3) Culzean Castle Camping & Caravan Site, Maybole – Ayrshire
Even if you aren’t visiting Arran, you can still admire the view across to Brodick by staying at the Culzean Castle Camping & Caravan Site in Maybole. It’s not small like the others but it is friendly and the setting is certainly picturesque. The site sits in the grounds of Culzean Castle, which is one of the best loved strongholds in Scotland and where the sunsets have to be seen to be believed.
Now owned and run by The National Trust for Scotland, most areas of the 600-acre estate are open to the public between March 30 and October 31, while the restaurant and visitor centre shops open at weekends all year round. The campsite welcomes motor homes, touring caravans and tents between March 25 and November 1 and has all mod cons, including on-site laundry and excellent toilet facilities and showers. There’s even a children’s play park and plenty of space to walk the dog.
4) Drumshademuir Caravan & Camping Park, by Kirriemuir – Angus

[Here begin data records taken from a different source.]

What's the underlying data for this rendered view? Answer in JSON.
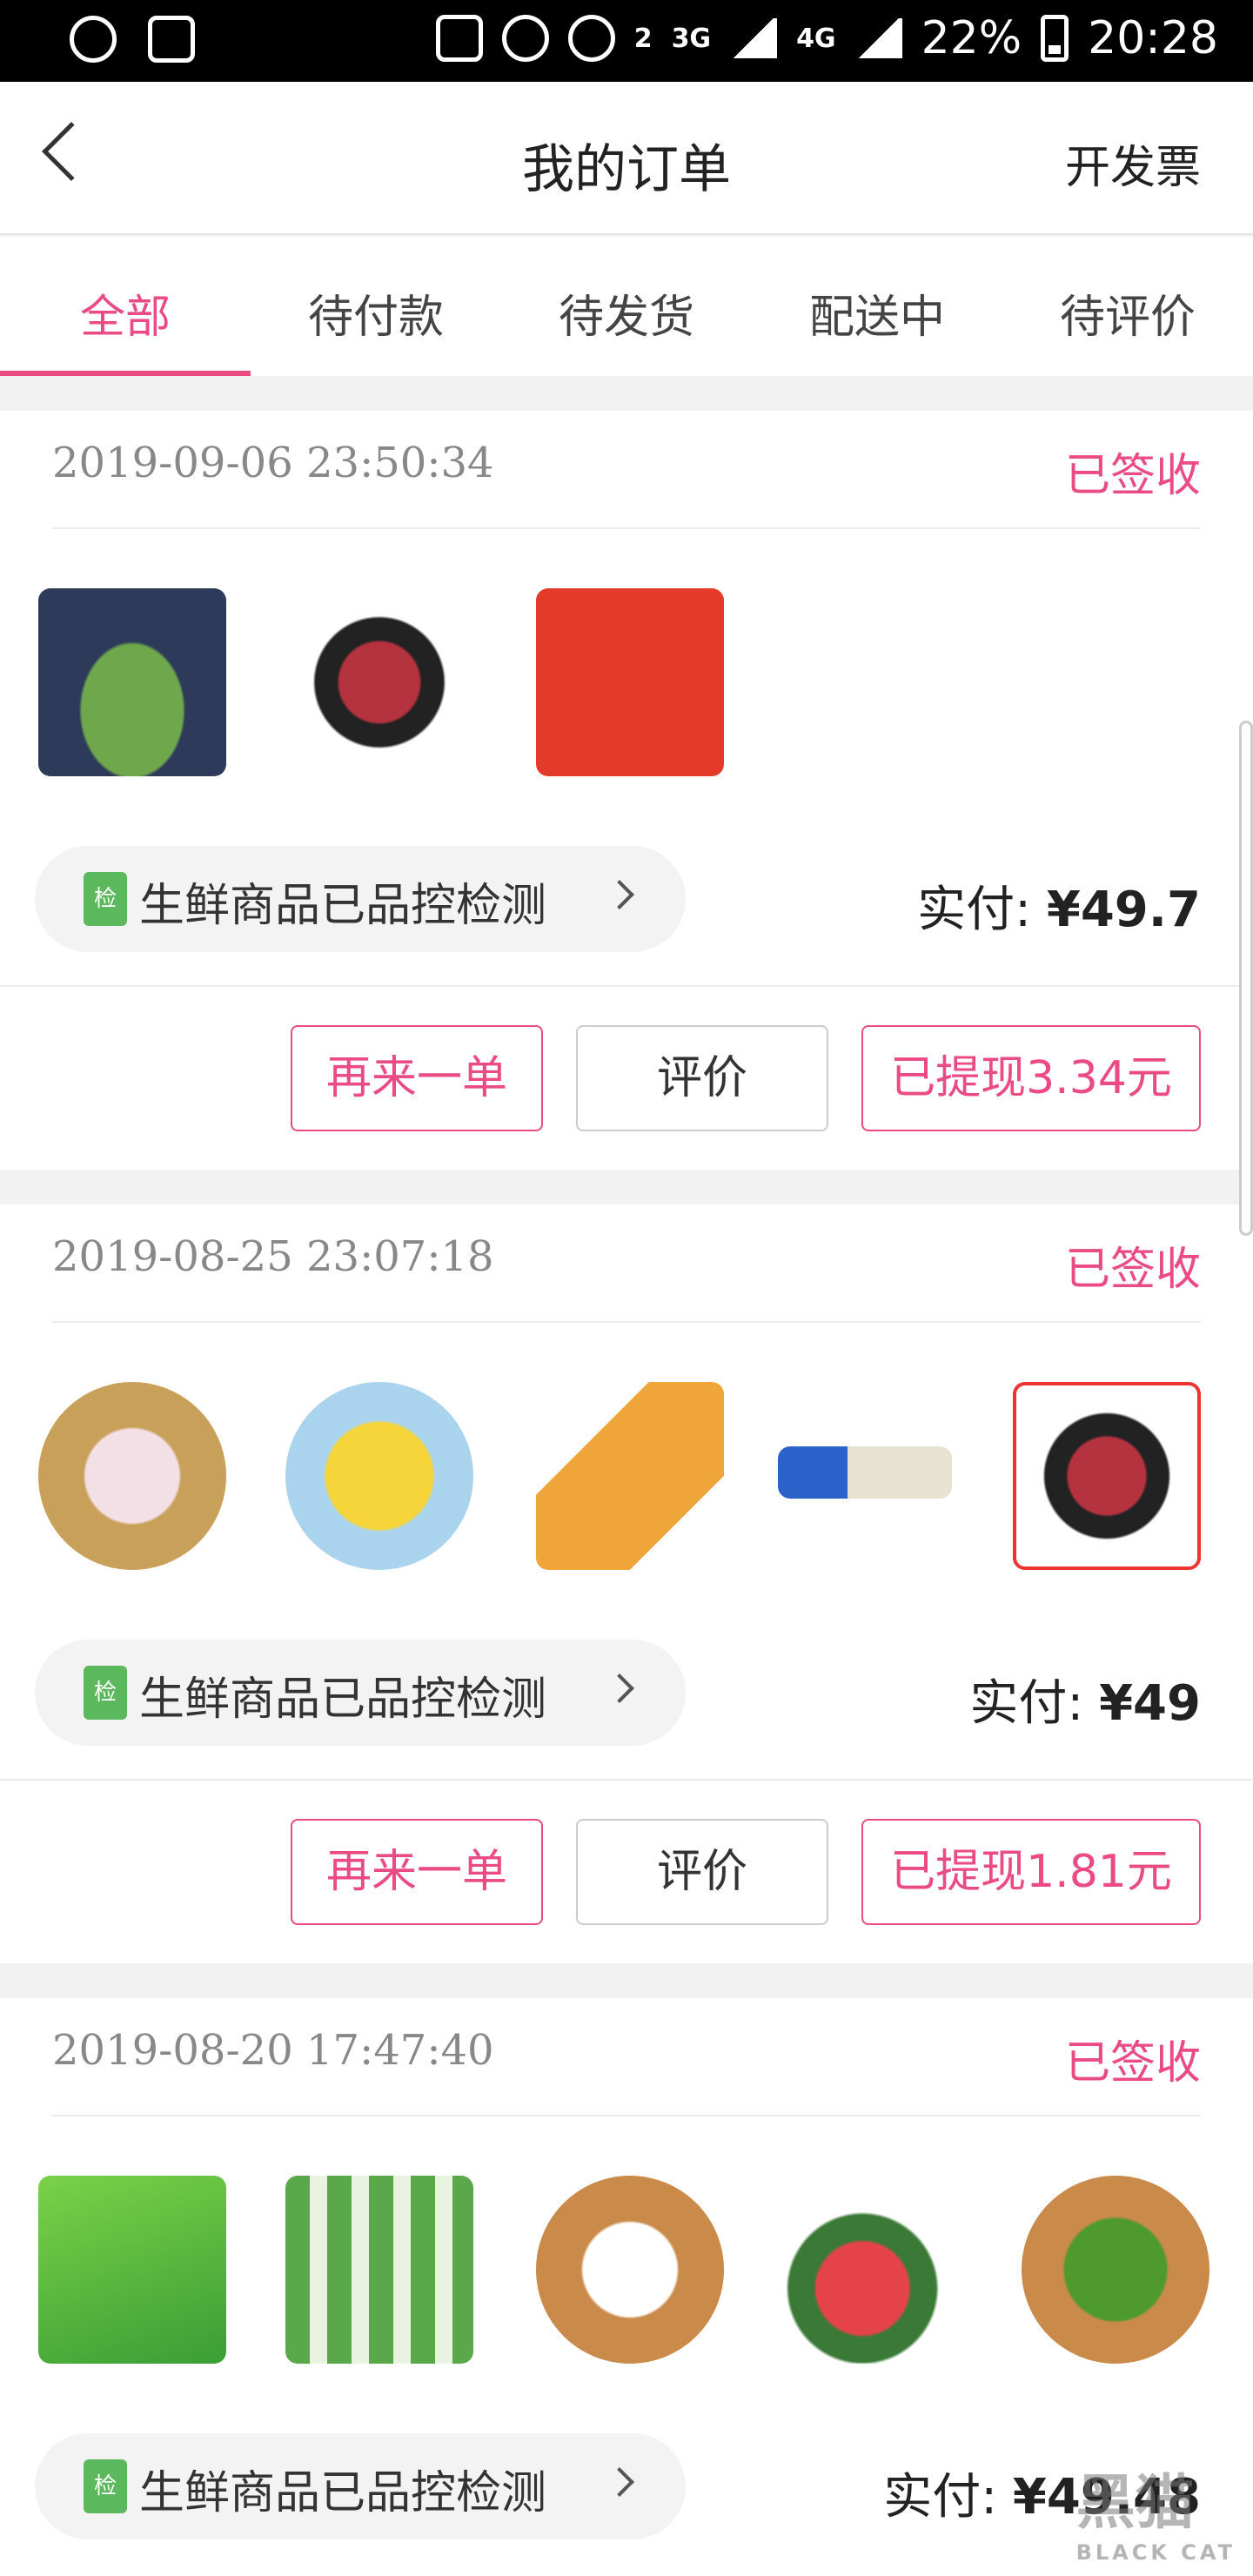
{
  "status_bar": {
    "network_3g": "3G",
    "network_4g": "4G",
    "sim_badge": "2",
    "battery": "22%",
    "time": "20:28"
  },
  "header": {
    "title": "我的订单",
    "invoice_label": "开发票"
  },
  "tabs": [
    "全部",
    "待付款",
    "待发货",
    "配送中",
    "待评价"
  ],
  "accent_color": "#e94b82",
  "orders": [
    {
      "date": "2019-09-06 23:50:34",
      "status": "已签收",
      "products": [
        "watermelon",
        "beef",
        "hot-and-sour-noodles"
      ],
      "qc_badge": "检",
      "qc_label": "生鲜商品已品控检测",
      "paid_label": "实付:",
      "paid_amount": "¥49.7",
      "btn_reorder": "再来一单",
      "btn_review": "评价",
      "btn_cashback": "已提现3.34元"
    },
    {
      "date": "2019-08-25 23:07:18",
      "status": "已签收",
      "products": [
        "onions",
        "bananas",
        "duck-snack",
        "biscuit-pack",
        "beef"
      ],
      "qc_badge": "检",
      "qc_label": "生鲜商品已品控检测",
      "paid_label": "实付:",
      "paid_amount": "¥49",
      "btn_reorder": "再来一单",
      "btn_review": "评价",
      "btn_cashback": "已提现1.81元"
    },
    {
      "date": "2019-08-20 17:47:40",
      "status": "已签收",
      "products": [
        "onion-rings-snack",
        "yogurt-bars",
        "tofu",
        "watermelon",
        "green-peppers"
      ],
      "qc_badge": "检",
      "qc_label": "生鲜商品已品控检测",
      "paid_label": "实付:",
      "paid_amount": "¥49.48"
    }
  ],
  "watermark": {
    "text": "黑猫",
    "sub": "BLACK CAT"
  }
}
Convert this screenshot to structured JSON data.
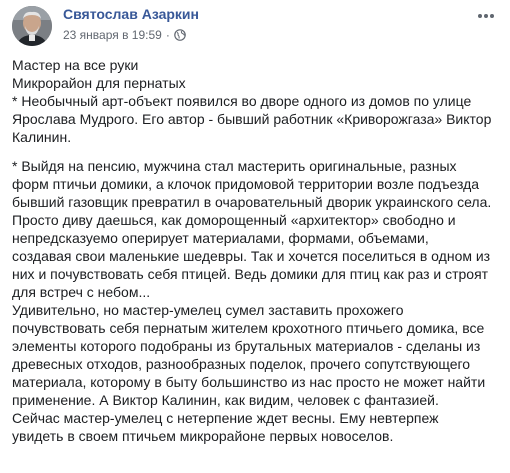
{
  "post": {
    "author": "Святослав Азаркин",
    "date": "23 января в 19:59",
    "separator": "·",
    "privacy_icon": "globe-icon",
    "more_icon": "more-options-icon",
    "lines_block1": [
      "Мастер на все руки",
      "Микрорайон для пернатых",
      "* Необычный арт-объект появился во дворе одного из домов по улице",
      "Ярослава Мудрого. Его автор - бывший работник «Криворожгаза» Виктор",
      "Калинин."
    ],
    "lines_block2": [
      "* Выйдя на пенсию, мужчина стал мастерить оригинальные, разных",
      "форм птичьи домики, а клочок придомовой территории возле подъезда",
      "бывший газовщик превратил в очаровательный дворик украинского села.",
      "Просто диву даешься, как доморощенный «архитектор» свободно и",
      "непредсказуемо оперирует материалами, формами, объемами,",
      "создавая свои маленькие шедевры. Так и хочется поселиться в одном из",
      "них и почувствовать себя птицей. Ведь домики для птиц как раз и строят",
      "для встреч с небом...",
      "Удивительно, но мастер-умелец сумел заставить прохожего",
      "почувствовать себя пернатым жителем крохотного птичьего домика, все",
      "элементы которого подобраны из брутальных материалов - сделаны из",
      "древесных отходов, разнообразных поделок, прочего сопутствующего",
      "материала, которому в быту большинство из нас просто не может найти",
      "применение. А Виктор Калинин, как видим, человек с фантазией.",
      "Сейчас мастер-умелец с нетерпение ждет весны. Ему невтерпеж",
      "увидеть в своем птичьем микрорайоне первых новоселов."
    ]
  },
  "colors": {
    "author_link": "#385898",
    "meta_text": "#616770",
    "body_text": "#1c1e21",
    "background": "#ffffff"
  }
}
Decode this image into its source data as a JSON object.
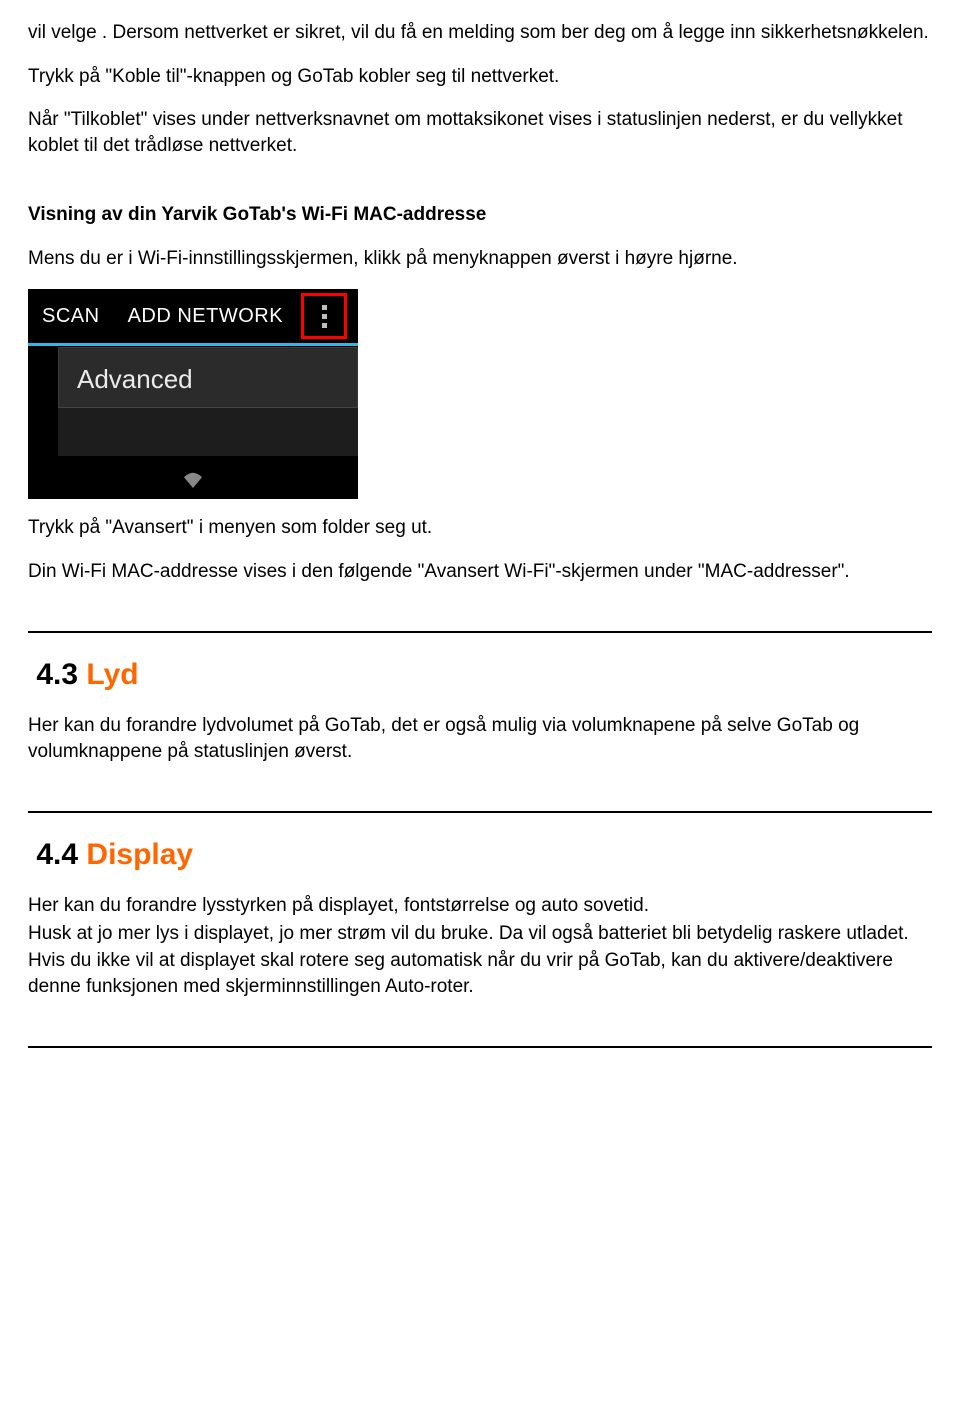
{
  "intro": {
    "p1": "vil velge . Dersom nettverket er sikret, vil du få en melding som ber deg om å legge inn sikkerhetsnøkkelen.",
    "p2": "Trykk på \"Koble til\"-knappen og GoTab kobler seg til nettverket.",
    "p3": "Når \"Tilkoblet\" vises under nettverksnavnet om mottaksikonet vises i statuslinjen nederst, er du vellykket koblet til det trådløse nettverket."
  },
  "mac": {
    "heading": "Visning av din Yarvik GoTab's Wi-Fi MAC-addresse",
    "p1": "Mens du er i Wi-Fi-innstillingsskjermen, klikk på menyknappen øverst i høyre hjørne.",
    "p2": "Trykk på \"Avansert\" i menyen som folder seg ut.",
    "p3": "Din Wi-Fi MAC-addresse vises i den følgende \"Avansert Wi-Fi\"-skjermen under \"MAC-addresser\"."
  },
  "android_shot": {
    "scan": "SCAN",
    "add_network": "ADD NETWORK",
    "advanced": "Advanced"
  },
  "section_43": {
    "num": "4.3",
    "title": "Lyd",
    "body": "Her kan du forandre lydvolumet på GoTab, det er også mulig via volumknapene på selve GoTab og volumknappene på statuslinjen øverst."
  },
  "section_44": {
    "num": "4.4",
    "title": "Display",
    "p1": "Her kan du forandre lysstyrken på displayet, fontstørrelse og auto sovetid.",
    "p2": "Husk at jo mer lys i displayet, jo mer strøm vil du bruke. Da vil også batteriet bli betydelig raskere utladet.",
    "p3": "Hvis du ikke vil at displayet skal rotere seg automatisk når du vrir på GoTab, kan du aktivere/deaktivere denne funksjonen med skjerminnstillingen Auto-roter."
  }
}
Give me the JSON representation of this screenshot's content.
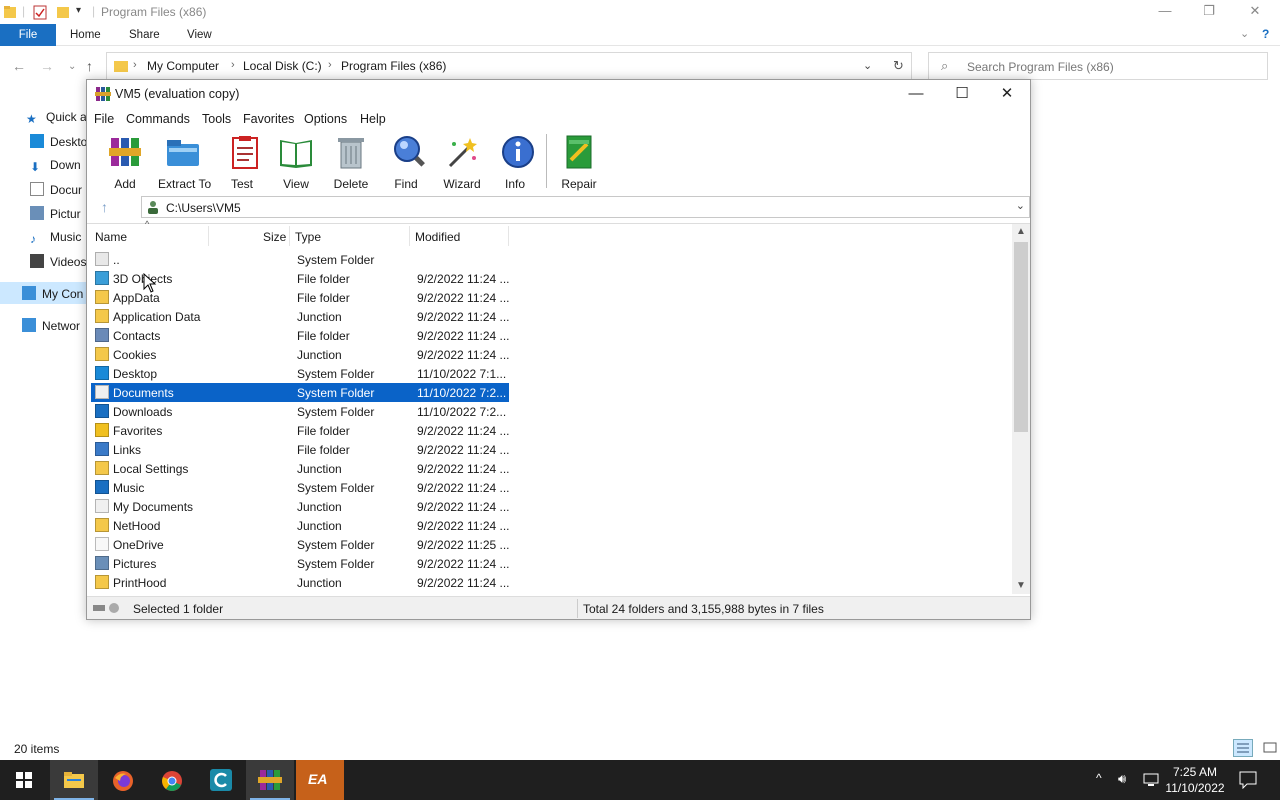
{
  "explorer": {
    "title": "Program Files (x86)",
    "ribbon_tabs": [
      "File",
      "Home",
      "Share",
      "View"
    ],
    "breadcrumb": [
      "My Computer",
      "Local Disk (C:)",
      "Program Files (x86)"
    ],
    "search_placeholder": "Search Program Files (x86)",
    "sidebar": [
      "Quick a",
      "Deskto",
      "Down",
      "Docur",
      "Pictur",
      "Music",
      "Videos",
      "My Con",
      "Networ"
    ],
    "status": "20 items"
  },
  "winrar": {
    "title": "VM5 (evaluation copy)",
    "menu": [
      "File",
      "Commands",
      "Tools",
      "Favorites",
      "Options",
      "Help"
    ],
    "toolbar": [
      "Add",
      "Extract To",
      "Test",
      "View",
      "Delete",
      "Find",
      "Wizard",
      "Info",
      "Repair"
    ],
    "path": "C:\\Users\\VM5",
    "columns": {
      "name": "Name",
      "size": "Size",
      "type": "Type",
      "modified": "Modified"
    },
    "files": [
      {
        "name": "..",
        "size": "",
        "type": "System Folder",
        "modified": "",
        "icon": "parent-folder-icon"
      },
      {
        "name": "3D Objects",
        "size": "",
        "type": "File folder",
        "modified": "9/2/2022 11:24 ...",
        "icon": "3d-objects-icon"
      },
      {
        "name": "AppData",
        "size": "",
        "type": "File folder",
        "modified": "9/2/2022 11:24 ...",
        "icon": "folder-icon"
      },
      {
        "name": "Application Data",
        "size": "",
        "type": "Junction",
        "modified": "9/2/2022 11:24 ...",
        "icon": "folder-icon"
      },
      {
        "name": "Contacts",
        "size": "",
        "type": "File folder",
        "modified": "9/2/2022 11:24 ...",
        "icon": "contacts-icon"
      },
      {
        "name": "Cookies",
        "size": "",
        "type": "Junction",
        "modified": "9/2/2022 11:24 ...",
        "icon": "folder-icon"
      },
      {
        "name": "Desktop",
        "size": "",
        "type": "System Folder",
        "modified": "11/10/2022 7:1...",
        "icon": "desktop-icon"
      },
      {
        "name": "Documents",
        "size": "",
        "type": "System Folder",
        "modified": "11/10/2022 7:2...",
        "icon": "documents-icon"
      },
      {
        "name": "Downloads",
        "size": "",
        "type": "System Folder",
        "modified": "11/10/2022 7:2...",
        "icon": "downloads-icon"
      },
      {
        "name": "Favorites",
        "size": "",
        "type": "File folder",
        "modified": "9/2/2022 11:24 ...",
        "icon": "favorites-icon"
      },
      {
        "name": "Links",
        "size": "",
        "type": "File folder",
        "modified": "9/2/2022 11:24 ...",
        "icon": "links-icon"
      },
      {
        "name": "Local Settings",
        "size": "",
        "type": "Junction",
        "modified": "9/2/2022 11:24 ...",
        "icon": "folder-icon"
      },
      {
        "name": "Music",
        "size": "",
        "type": "System Folder",
        "modified": "9/2/2022 11:24 ...",
        "icon": "music-icon"
      },
      {
        "name": "My Documents",
        "size": "",
        "type": "Junction",
        "modified": "9/2/2022 11:24 ...",
        "icon": "documents-icon"
      },
      {
        "name": "NetHood",
        "size": "",
        "type": "Junction",
        "modified": "9/2/2022 11:24 ...",
        "icon": "folder-icon"
      },
      {
        "name": "OneDrive",
        "size": "",
        "type": "System Folder",
        "modified": "9/2/2022 11:25 ...",
        "icon": "onedrive-icon"
      },
      {
        "name": "Pictures",
        "size": "",
        "type": "System Folder",
        "modified": "9/2/2022 11:24 ...",
        "icon": "pictures-icon"
      },
      {
        "name": "PrintHood",
        "size": "",
        "type": "Junction",
        "modified": "9/2/2022 11:24 ...",
        "icon": "folder-icon"
      }
    ],
    "selected_index": 7,
    "status_left": "Selected 1 folder",
    "status_right": "Total 24 folders and 3,155,988 bytes in 7 files"
  },
  "taskbar": {
    "time": "7:25 AM",
    "date": "11/10/2022"
  },
  "colors": {
    "accent": "#0a63c8",
    "file_tab": "#1a6fc2",
    "taskbar": "#1f1f1f"
  }
}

Drumshademuir is a small and friendly campsite that’s perfect for exploring Angus – and what’s more, it’s open all year round. It has such a warm and welcoming atmosphere that many touring caravans are pitched here permanently, their owners driving up to spend Hogmanay on the site.
It has its own pub, licensed restaurant and shop which stocks the daily papers, even throughout the winter. There’s a children’s play park and woodland walk where you’re normally guaranteed to spot red deer, rabbits and a few frogs and toads at least. Glamis Castle is just up the road and there are lots of unique little shops to discover in Kirriemuir, which is a ten-minute drive from the site and has its own aviation museum.
5) Ashaig Camping and Caravan Site, Breakish – Isle of Skye
For a peaceful spot on the Isle of Skye, Ashaig Camping and Caravan Site is just the ticket. Situated just four miles from the Skye Bridge, it’s really convenient for exploring Broadford – and indeed the rest of the island – as well as Kyle of Lochalsh on the mainland.
There are so many things to do in this neck of the woods that you might find yourself staying on for longer – and Ashaig is the perfect place to do it. It doesn’t promise the hanging gardens of Babylon but what it does promise is a peaceful night’s sleep, every night. It’s friendly and relaxed and is a stone’s throw from Eilean Donan, which is dubbed the most romantic castle in Scotland. There are sandy beaches nearby and separate dog walking areas.